“We generally leave that for a month to six weeks for the soil to settle out and then spray off with glyphosate before drilling with a Horsch Sprinter.”
In wheat and barley, pre-emergence herbicides are used to reduce the pressure on post-emergence chemistry.
“We use a lot of Avadex [tri-allate] for the brome and wild oats and it helps with the black-grass control.
We have an Avadex spreader on the sprayer so we can do both at the same time.”
Cultural controls are very much key to weed management on the estate, with herbicides acting as the last resort.
On around 60-70% of wheat fields Liberator (flufenacet + diflufenican) plus Defy (prosulfocarb) is applied at pre-emergence and then followed up four to six weeks later with flufenacet plus pendimethalin.

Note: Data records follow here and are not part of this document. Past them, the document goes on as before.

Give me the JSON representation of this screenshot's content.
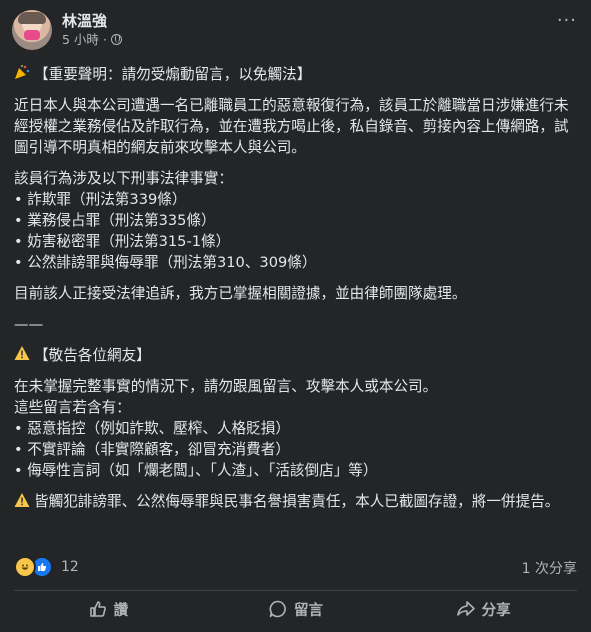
{
  "author": {
    "name": "林溫強",
    "time": "5 小時",
    "dot": "·",
    "privacy_icon": "globe-icon"
  },
  "more_icon": "···",
  "content": {
    "title_icon": "party-popper-icon",
    "title": "【重要聲明：請勿受煽動留言，以免觸法】",
    "para1": "近日本人與本公司遭遇一名已離職員工的惡意報復行為，該員工於離職當日涉嫌進行未經授權之業務侵佔及詐取行為，並在遭我方喝止後，私自錄音、剪接內容上傳網路，試圖引導不明真相的網友前來攻擊本人與公司。",
    "para2_intro": "該員行為涉及以下刑事法律事實：",
    "charges": [
      "• 詐欺罪（刑法第339條）",
      "• 業務侵占罪（刑法第335條）",
      "• 妨害秘密罪（刑法第315-1條）",
      "• 公然誹謗罪與侮辱罪（刑法第310、309條）"
    ],
    "para3": "目前該人正接受法律追訴，我方已掌握相關證據，並由律師團隊處理。",
    "separator": "——",
    "warning_title": "【敬告各位網友】",
    "para4": "在未掌握完整事實的情況下，請勿跟風留言、攻擊本人或本公司。",
    "para5_intro": "這些留言若含有：",
    "items": [
      "• 惡意指控（例如詐欺、壓榨、人格貶損）",
      "• 不實評論（非實際顧客，卻冒充消費者）",
      "• 侮辱性言詞（如「爛老闆」、「人渣」、「活該倒店」等）"
    ],
    "final": "皆觸犯誹謗罪、公然侮辱罪與民事名譽損害責任，本人已截圖存證，將一併提告。"
  },
  "stats": {
    "reaction_count": "12",
    "shares": "1 次分享"
  },
  "actions": {
    "like": "讚",
    "comment": "留言",
    "share": "分享"
  }
}
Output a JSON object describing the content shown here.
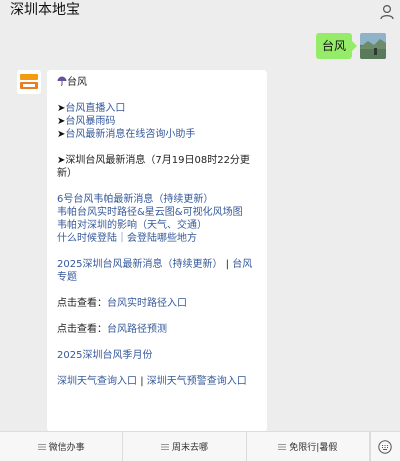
{
  "header": {
    "title": "深圳本地宝",
    "user_icon": "user-icon"
  },
  "outgoing": {
    "text": "台风",
    "bubble_color": "#95ec69"
  },
  "message": {
    "title": "台风",
    "items": [
      {
        "prefix": "➤",
        "text": "台风直播入口",
        "link": true
      },
      {
        "prefix": "➤",
        "text": "台风暴雨码",
        "link": true
      },
      {
        "prefix": "➤",
        "text": "台风最新消息在线咨询小助手",
        "link": true
      },
      {
        "prefix": "➤",
        "text": "深圳台风最新消息（7月19日08时22分更新）",
        "link": false
      }
    ],
    "group_links": [
      "6号台风韦帕最新消息（持续更新）",
      "韦帕台风实时路径&星云图&可视化风场图",
      "韦帕对深圳的影响（天气、交通）",
      "什么时候登陆｜会登陆哪些地方"
    ],
    "special": {
      "text": "2025深圳台风最新消息（持续更新）",
      "sep": "|",
      "text2": "台风专题"
    },
    "check1": {
      "label": "点击查看：",
      "link": "台风实时路径入口"
    },
    "check2": {
      "label": "点击查看：",
      "link": "台风路径预测"
    },
    "month": "2025深圳台风季月份",
    "weather": {
      "left": "深圳天气查询入口",
      "sep": "|",
      "right": "深圳天气预警查询入口"
    },
    "link_color": "#35589a"
  },
  "bottom": {
    "keyboard_icon": "keyboard-icon",
    "menus": [
      "微信办事",
      "周末去哪",
      "免限行|暑假"
    ]
  }
}
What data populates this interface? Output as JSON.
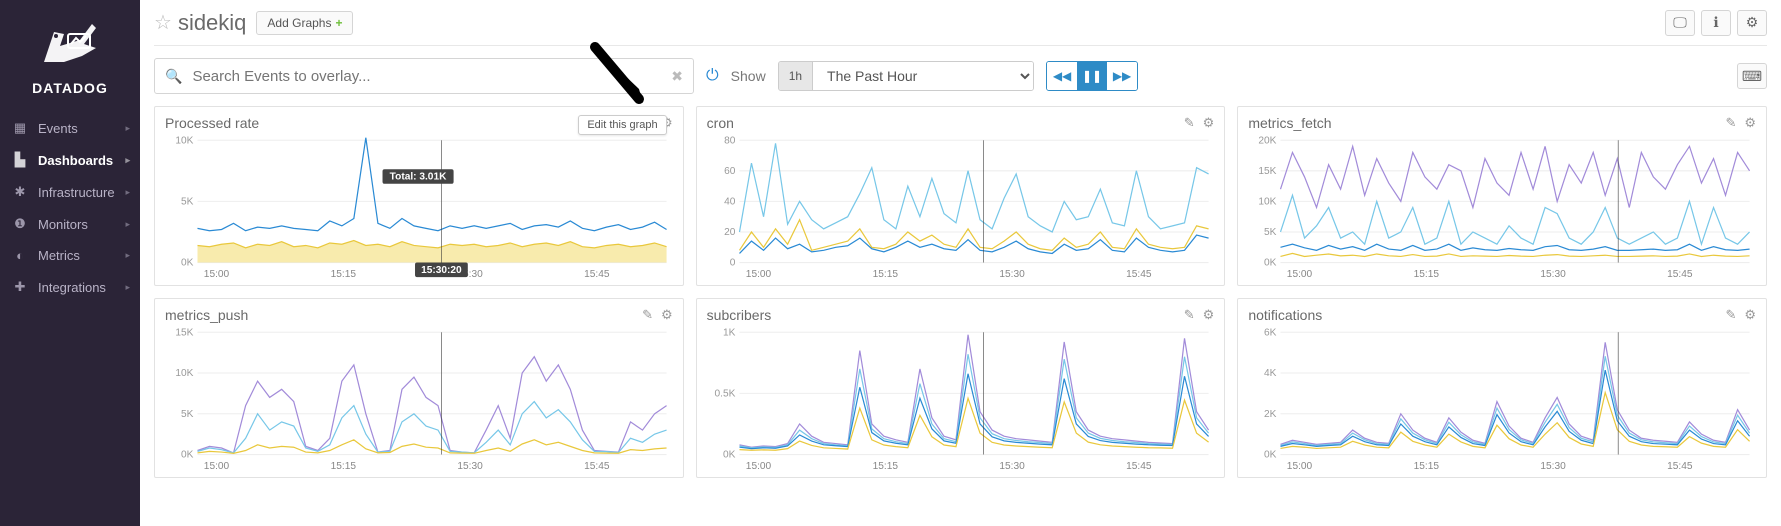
{
  "brand": "DATADOG",
  "nav": {
    "items": [
      {
        "icon": "calendar-icon",
        "label": "Events"
      },
      {
        "icon": "chart-icon",
        "label": "Dashboards",
        "active": true
      },
      {
        "icon": "nodes-icon",
        "label": "Infrastructure"
      },
      {
        "icon": "alert-icon",
        "label": "Monitors"
      },
      {
        "icon": "gauge-icon",
        "label": "Metrics"
      },
      {
        "icon": "plug-icon",
        "label": "Integrations"
      }
    ]
  },
  "header": {
    "title": "sidekiq",
    "add_graphs_label": "Add Graphs"
  },
  "toolbar": {
    "search_placeholder": "Search Events to overlay...",
    "show_label": "Show",
    "range_pill": "1h",
    "range_select": "The Past Hour"
  },
  "tooltip": {
    "edit_graph": "Edit this graph"
  },
  "cursor": {
    "time_label": "15:30:20",
    "total_label": "Total: 3.01K"
  },
  "x_ticks": [
    "15:00",
    "15:15",
    "15:30",
    "15:45"
  ],
  "colors": {
    "blue": "#2a8ad4",
    "cyan": "#77c7e8",
    "purple": "#a28bd9",
    "gold": "#e9c83c"
  },
  "chart_data": [
    {
      "id": "processed_rate",
      "title": "Processed rate",
      "type": "line",
      "x_ticks": [
        "15:00",
        "15:15",
        "15:30",
        "15:45"
      ],
      "ylim": [
        0,
        10000
      ],
      "y_ticks": [
        0,
        5000,
        10000
      ],
      "y_tick_labels": [
        "0K",
        "5K",
        "10K"
      ],
      "cursor_x": 0.52,
      "series": [
        {
          "name": "blue",
          "color": "#2a8ad4",
          "values": [
            2800,
            2600,
            2700,
            3200,
            2600,
            2900,
            2800,
            3000,
            2800,
            2700,
            2600,
            3400,
            3000,
            3600,
            10200,
            3200,
            2800,
            3600,
            3000,
            2800,
            2600,
            3000,
            2800,
            3011,
            2800,
            3000,
            3200,
            2700,
            3000,
            3100,
            2900,
            3400,
            2800,
            2600,
            2900,
            3100,
            2700,
            2900,
            3300,
            2700
          ]
        },
        {
          "name": "gold_area",
          "color": "#e9c83c",
          "area": true,
          "values": [
            1400,
            1300,
            1500,
            1600,
            1200,
            1500,
            1400,
            1700,
            1300,
            1400,
            1200,
            1600,
            1500,
            1800,
            1400,
            1500,
            1300,
            1700,
            1400,
            1300,
            1200,
            1500,
            1400,
            1500,
            1300,
            1400,
            1600,
            1300,
            1500,
            1600,
            1400,
            1700,
            1300,
            1200,
            1400,
            1500,
            1300,
            1400,
            1600,
            1300
          ]
        }
      ]
    },
    {
      "id": "cron",
      "title": "cron",
      "type": "line",
      "x_ticks": [
        "15:00",
        "15:15",
        "15:30",
        "15:45"
      ],
      "ylim": [
        0,
        80
      ],
      "y_ticks": [
        0,
        20,
        40,
        60,
        80
      ],
      "y_tick_labels": [
        "0",
        "20",
        "40",
        "60",
        "80"
      ],
      "cursor_x": 0.52,
      "series": [
        {
          "name": "cyan",
          "color": "#77c7e8",
          "values": [
            20,
            65,
            30,
            78,
            25,
            40,
            28,
            22,
            26,
            30,
            45,
            62,
            28,
            22,
            50,
            30,
            55,
            32,
            26,
            60,
            28,
            22,
            42,
            58,
            30,
            24,
            20,
            40,
            28,
            30,
            48,
            26,
            24,
            60,
            30,
            22,
            24,
            26,
            62,
            58
          ]
        },
        {
          "name": "gold",
          "color": "#e9c83c",
          "values": [
            8,
            20,
            10,
            22,
            12,
            28,
            8,
            10,
            12,
            14,
            22,
            10,
            9,
            12,
            20,
            14,
            18,
            12,
            10,
            22,
            10,
            9,
            14,
            20,
            12,
            9,
            8,
            16,
            10,
            12,
            20,
            10,
            9,
            22,
            12,
            10,
            9,
            10,
            24,
            22
          ]
        },
        {
          "name": "blue",
          "color": "#2a8ad4",
          "values": [
            6,
            14,
            8,
            16,
            9,
            12,
            7,
            8,
            10,
            11,
            16,
            9,
            7,
            10,
            14,
            10,
            12,
            9,
            8,
            15,
            8,
            7,
            10,
            14,
            9,
            7,
            6,
            12,
            8,
            9,
            15,
            8,
            7,
            16,
            10,
            8,
            7,
            8,
            18,
            16
          ]
        }
      ]
    },
    {
      "id": "metrics_fetch",
      "title": "metrics_fetch",
      "type": "line",
      "x_ticks": [
        "15:00",
        "15:15",
        "15:30",
        "15:45"
      ],
      "ylim": [
        0,
        20000
      ],
      "y_ticks": [
        0,
        5000,
        10000,
        15000,
        20000
      ],
      "y_tick_labels": [
        "0K",
        "5K",
        "10K",
        "15K",
        "20K"
      ],
      "cursor_x": 0.72,
      "series": [
        {
          "name": "purple",
          "color": "#a28bd9",
          "values": [
            12000,
            18000,
            14000,
            9000,
            16000,
            12000,
            19000,
            11000,
            17000,
            13000,
            10000,
            18000,
            14000,
            12000,
            16000,
            15000,
            9000,
            17000,
            13000,
            11000,
            18000,
            12000,
            19000,
            10000,
            16000,
            13000,
            18000,
            11000,
            17000,
            9000,
            18000,
            14000,
            12000,
            16000,
            19000,
            13000,
            17000,
            11000,
            18000,
            15000
          ]
        },
        {
          "name": "cyan",
          "color": "#77c7e8",
          "values": [
            5000,
            11000,
            4000,
            6000,
            9000,
            4000,
            5000,
            3000,
            10000,
            4000,
            5000,
            9000,
            3000,
            4000,
            10000,
            3000,
            5000,
            4000,
            3000,
            6000,
            4000,
            3000,
            9000,
            8000,
            4000,
            3000,
            5000,
            9000,
            4000,
            3000,
            4000,
            5000,
            3000,
            4000,
            10000,
            3000,
            9000,
            4000,
            3000,
            5000
          ]
        },
        {
          "name": "blue",
          "color": "#2a8ad4",
          "values": [
            2500,
            3000,
            2400,
            2000,
            2800,
            2200,
            2600,
            2000,
            3000,
            2200,
            2000,
            2800,
            2000,
            2200,
            3000,
            2000,
            2400,
            2100,
            2000,
            2300,
            2100,
            2000,
            2600,
            2800,
            2100,
            2000,
            2200,
            2600,
            2000,
            2000,
            2100,
            2200,
            2000,
            2100,
            3000,
            2000,
            2600,
            2100,
            2000,
            2200
          ]
        },
        {
          "name": "gold",
          "color": "#e9c83c",
          "values": [
            1000,
            1500,
            1000,
            1200,
            1400,
            1100,
            1200,
            1000,
            1400,
            1100,
            1000,
            1300,
            1000,
            1050,
            1400,
            1000,
            1100,
            1050,
            1000,
            1150,
            1050,
            1000,
            1200,
            1300,
            1050,
            1000,
            1100,
            1200,
            1000,
            1000,
            1050,
            1100,
            1000,
            1050,
            1400,
            1000,
            1200,
            1050,
            1000,
            1100
          ]
        }
      ]
    },
    {
      "id": "metrics_push",
      "title": "metrics_push",
      "type": "line",
      "x_ticks": [
        "15:00",
        "15:15",
        "15:30",
        "15:45"
      ],
      "ylim": [
        0,
        15000
      ],
      "y_ticks": [
        0,
        5000,
        10000,
        15000
      ],
      "y_tick_labels": [
        "0K",
        "5K",
        "10K",
        "15K"
      ],
      "cursor_x": 0.52,
      "series": [
        {
          "name": "purple",
          "color": "#a28bd9",
          "values": [
            500,
            1000,
            800,
            200,
            6000,
            9000,
            7000,
            8000,
            6500,
            1000,
            500,
            2000,
            9000,
            11000,
            5000,
            300,
            500,
            8000,
            9500,
            7000,
            6000,
            500,
            300,
            200,
            3000,
            6000,
            2000,
            10000,
            12000,
            9000,
            11000,
            8000,
            3000,
            500,
            400,
            300,
            4000,
            3000,
            5000,
            6000
          ]
        },
        {
          "name": "cyan",
          "color": "#77c7e8",
          "values": [
            400,
            800,
            600,
            200,
            2000,
            5000,
            3000,
            4000,
            3500,
            800,
            400,
            1200,
            4500,
            6000,
            2500,
            300,
            400,
            4000,
            5000,
            3500,
            3000,
            400,
            300,
            200,
            1500,
            3000,
            1200,
            5000,
            6500,
            4500,
            5500,
            4000,
            1800,
            400,
            350,
            250,
            2000,
            1500,
            2500,
            3000
          ]
        },
        {
          "name": "gold",
          "color": "#e9c83c",
          "values": [
            200,
            400,
            300,
            150,
            500,
            1200,
            800,
            1000,
            900,
            300,
            200,
            500,
            1200,
            1800,
            700,
            200,
            250,
            1000,
            1300,
            900,
            800,
            200,
            180,
            150,
            500,
            800,
            400,
            1300,
            1800,
            1200,
            1500,
            1000,
            500,
            200,
            180,
            160,
            600,
            500,
            700,
            800
          ]
        }
      ]
    },
    {
      "id": "subcribers",
      "title": "subcribers",
      "type": "line",
      "x_ticks": [
        "15:00",
        "15:15",
        "15:30",
        "15:45"
      ],
      "ylim": [
        0,
        1000
      ],
      "y_ticks": [
        0,
        500,
        1000
      ],
      "y_tick_labels": [
        "0K",
        "0.5K",
        "1K"
      ],
      "cursor_x": 0.52,
      "series": [
        {
          "name": "purple",
          "color": "#a28bd9",
          "values": [
            80,
            60,
            70,
            65,
            90,
            250,
            150,
            100,
            90,
            80,
            850,
            250,
            150,
            120,
            100,
            700,
            300,
            150,
            120,
            980,
            350,
            200,
            150,
            130,
            120,
            110,
            100,
            920,
            350,
            200,
            150,
            130,
            120,
            110,
            100,
            95,
            90,
            950,
            350,
            200
          ]
        },
        {
          "name": "cyan",
          "color": "#77c7e8",
          "values": [
            70,
            55,
            62,
            58,
            80,
            200,
            130,
            90,
            80,
            72,
            700,
            210,
            130,
            105,
            90,
            580,
            250,
            130,
            105,
            820,
            300,
            170,
            130,
            115,
            105,
            98,
            90,
            780,
            300,
            175,
            132,
            115,
            105,
            98,
            90,
            86,
            82,
            800,
            300,
            175
          ]
        },
        {
          "name": "blue",
          "color": "#2a8ad4",
          "values": [
            60,
            48,
            55,
            52,
            70,
            160,
            110,
            80,
            72,
            65,
            550,
            180,
            112,
            92,
            80,
            460,
            210,
            112,
            92,
            660,
            250,
            145,
            112,
            100,
            92,
            86,
            80,
            620,
            250,
            148,
            114,
            100,
            92,
            86,
            80,
            76,
            74,
            640,
            250,
            148
          ]
        },
        {
          "name": "gold",
          "color": "#e9c83c",
          "values": [
            40,
            35,
            38,
            36,
            48,
            110,
            75,
            55,
            50,
            45,
            380,
            120,
            78,
            64,
            56,
            320,
            145,
            78,
            64,
            460,
            175,
            100,
            78,
            70,
            64,
            60,
            56,
            430,
            175,
            102,
            80,
            70,
            64,
            60,
            56,
            54,
            52,
            445,
            175,
            102
          ]
        }
      ]
    },
    {
      "id": "notifications",
      "title": "notifications",
      "type": "line",
      "x_ticks": [
        "15:00",
        "15:15",
        "15:30",
        "15:45"
      ],
      "ylim": [
        0,
        6000
      ],
      "y_ticks": [
        0,
        2000,
        4000,
        6000
      ],
      "y_tick_labels": [
        "0K",
        "2K",
        "4K",
        "6K"
      ],
      "cursor_x": 0.72,
      "series": [
        {
          "name": "purple",
          "color": "#a28bd9",
          "values": [
            500,
            700,
            600,
            500,
            550,
            600,
            1200,
            800,
            600,
            550,
            2000,
            1200,
            800,
            600,
            1800,
            1100,
            700,
            550,
            2600,
            1400,
            800,
            600,
            1800,
            2800,
            1500,
            900,
            700,
            5500,
            2200,
            1200,
            800,
            700,
            650,
            600,
            1600,
            1000,
            700,
            600,
            2200,
            1200
          ]
        },
        {
          "name": "cyan",
          "color": "#77c7e8",
          "values": [
            450,
            620,
            540,
            450,
            500,
            540,
            1050,
            720,
            540,
            500,
            1750,
            1050,
            720,
            540,
            1580,
            970,
            620,
            500,
            2280,
            1230,
            720,
            540,
            1580,
            2460,
            1320,
            800,
            620,
            4820,
            1930,
            1050,
            720,
            620,
            580,
            540,
            1400,
            880,
            620,
            540,
            1930,
            1050
          ]
        },
        {
          "name": "blue",
          "color": "#2a8ad4",
          "values": [
            400,
            540,
            480,
            400,
            440,
            480,
            900,
            630,
            480,
            440,
            1500,
            900,
            630,
            480,
            1360,
            840,
            540,
            440,
            1960,
            1060,
            630,
            480,
            1360,
            2120,
            1140,
            700,
            540,
            4140,
            1660,
            900,
            630,
            540,
            510,
            480,
            1200,
            760,
            540,
            480,
            1660,
            900
          ]
        },
        {
          "name": "gold",
          "color": "#e9c83c",
          "values": [
            300,
            400,
            360,
            300,
            330,
            360,
            650,
            470,
            360,
            330,
            1100,
            650,
            470,
            360,
            1000,
            620,
            400,
            330,
            1440,
            780,
            470,
            360,
            1000,
            1560,
            840,
            520,
            400,
            3040,
            1220,
            650,
            470,
            400,
            380,
            360,
            880,
            560,
            400,
            360,
            1220,
            650
          ]
        }
      ]
    }
  ]
}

If the grassweed history is more favourable, then the follow up post-emergence is either reduced to just pendimethalin or dropped.
Application is important to getting the best performance from the herbicides, he adds.
“We always apply the pre and post-emergence sprays in 200 litres/ha of water using 06 Defy 3D nozzles and travelling at no more than 12km/hour.”
In the winter barley it is Avadex, plus Crystal (flufenacet + pendimethalin), followed up with flufenacet.
“Sometimes we add some Defy to the Crystal if we have some specific weed issues like cranesbill.
“We always plant hybrid barley now as we find it is so competitive with the black grass – we use that as a tool within our integrated weed management.
“We have had great results with it, which is why we can afford to plant it a little earlier at the end of September.”
It is grown on both heavy and light land.
“We find with the hybrid vigour it produces a good root system, so it survives drought better.
“It gets going in the spring quicker, so it helps with competition in the spring more than the autumn.
“But we are mindful where we grow it.
If we’ve had a black-grass problem in the previous crop we think carefully about growing it and would pull fields out for spring crops or AB15,” he says.
A new Bateman with a 30m boom and pulse width modulation (PWM) might open new opportunities for fine-tuning weed control on the estate in combination with digital tools, Mr Woodward adds.
Each nozzle body on a PWM system is fitted with an electric solenoid that pulses the spray on and off multiple times a second.
Spray rates vary depending on the duration the nozzle is in the ‘on’ position and means operators have individual nozzle control with pressure, spray quality and pattern remaining constant, regardless of forward speed.
Having this ability is increasing the usefulness of Mr Woodward’s digital platform.
“We want to reduce our use of contact herbicides by mapping areas with the platform and then use individual nozzle control to variably apply products, something we found difficult to do without individual nozzle control.”
The estate’s 10m controlled traffic which opens the possibility of using harvest weed seed management – blowing chaff from the combine into permanently tracked tramlines to concentrate more of the weed seed there rather than across the width of the combine.